Crosstalk between the two channels is another kind of noise causing error counts in the detection. To evaluate the crosstalk, the photon source is connected to one of the channels, while the other is kept open. When the incident photon number increases from 1 to 50 photons/pulse on one channel, the open channel exhibits the same dark count rate, indicating that the two channels work independently and that the crosstalk between the two is negligible.
When passing through the fiber loop, an optical pulse is split into four time-bins at the output. The temporal and spatial multiplexed detector has therefore five possible outcomes: no click, one click, two clicks, three clicks and four clicks. As the dual-channel detector is operated in the gated Geiger mode and the deadtime is set at 20 ns, the delay between the two paths is precisely controlled to be 50 ns in order to ensure all the pulses can be detected. The logic analyzer sorts the outputs to 5 events according to the arrival channel and timing information to produce the 0 to 4 outcomes. The overall detection efficiency of temporal and spatial multiplexed single-photon counter, including the losses of the fiber loop, is about 7.7%.
The theoretical model has been developed taking into account the detection efficiency and the dark count probability with an assumption of identical detectors and prefect 50:50 beam-splitters25,26,30,31.The coefficients rk,n can be expressed as
where ν is the dark count probability per pulse, and are the coefficients of the theoretical model in the absence of dark count, which can be written as
where η is the detection efficiency of the detector.
How to cite this article: Chen, X. et al. Temporal and spatial multiplexed infrared single-photon counter based on high-speed avalanche photodiode. Sci. Rep. 7, 44600; doi: 10.1038/srep44600 (2017).
Publisher's note: Springer Nature remains neutral with regard to jurisdictional claims in published maps and institutional affiliations.
This work was funded in part by National Natural Science Fund of China (11434005, 11621404, 11374105 and 61378033), Program of Introducing Talents of Discipline to Universities (B12024), Shanghai International Cooperation Project (16502710600) and Shuguang Program (15SG22) by Shanghai Education Development Foundation and Shanghai Municipal Education Commission.
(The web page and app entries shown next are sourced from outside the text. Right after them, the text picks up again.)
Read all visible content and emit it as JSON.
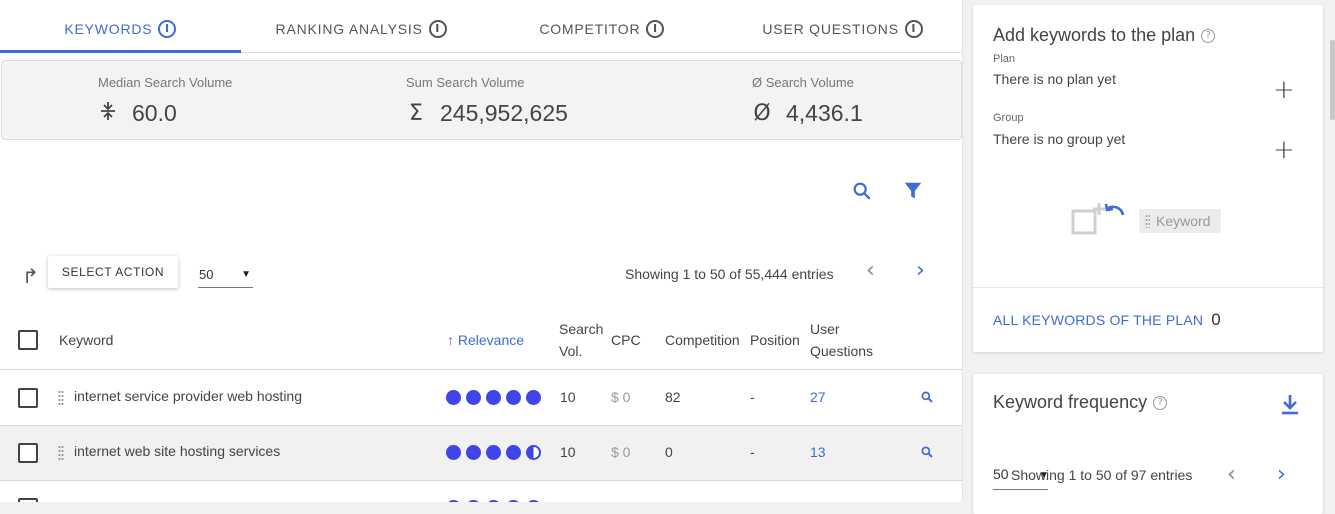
{
  "tabs": [
    {
      "label": "KEYWORDS",
      "active": true
    },
    {
      "label": "RANKING ANALYSIS",
      "active": false
    },
    {
      "label": "COMPETITOR",
      "active": false
    },
    {
      "label": "USER QUESTIONS",
      "active": false
    }
  ],
  "stats": [
    {
      "label": "Median Search Volume",
      "symbol": "∓",
      "value": "60.0"
    },
    {
      "label": "Sum Search Volume",
      "symbol": "Σ",
      "value": "245,952,625"
    },
    {
      "label": "Ø Search Volume",
      "symbol": "Ø",
      "value": "4,436.1"
    }
  ],
  "toolbar": {
    "select_action": "SELECT ACTION",
    "per_page": "50",
    "showing": "Showing 1 to 50 of 55,444 entries"
  },
  "table": {
    "headers": {
      "keyword": "Keyword",
      "relevance": "↑ Relevance",
      "search_vol_1": "Search",
      "search_vol_2": "Vol.",
      "cpc": "CPC",
      "competition": "Competition",
      "position": "Position",
      "user_q_1": "User",
      "user_q_2": "Questions"
    },
    "rows": [
      {
        "keyword": "internet service provider web hosting",
        "relevance": 5,
        "search_vol": "10",
        "cpc": "$ 0",
        "competition": "82",
        "position": "-",
        "user_questions": "27"
      },
      {
        "keyword": "internet web site hosting services",
        "relevance": 4.5,
        "search_vol": "10",
        "cpc": "$ 0",
        "competition": "0",
        "position": "-",
        "user_questions": "13"
      }
    ]
  },
  "plan_card": {
    "title": "Add keywords to the plan",
    "plan_label": "Plan",
    "plan_value": "There is no plan yet",
    "group_label": "Group",
    "group_value": "There is no group yet",
    "keyword_chip": "Keyword",
    "all_keywords_label": "ALL KEYWORDS OF THE PLAN",
    "all_keywords_count": "0"
  },
  "frequency_card": {
    "title": "Keyword frequency",
    "per_page": "50",
    "showing": "Showing 1 to 50 of 97 entries"
  },
  "colors": {
    "accent": "#3f6ad8",
    "relevance_dot": "#3f45e6"
  }
}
J. Laurat is a member of the Institut Universitaire de France.
About this article
Optoelectronics Letters (2018)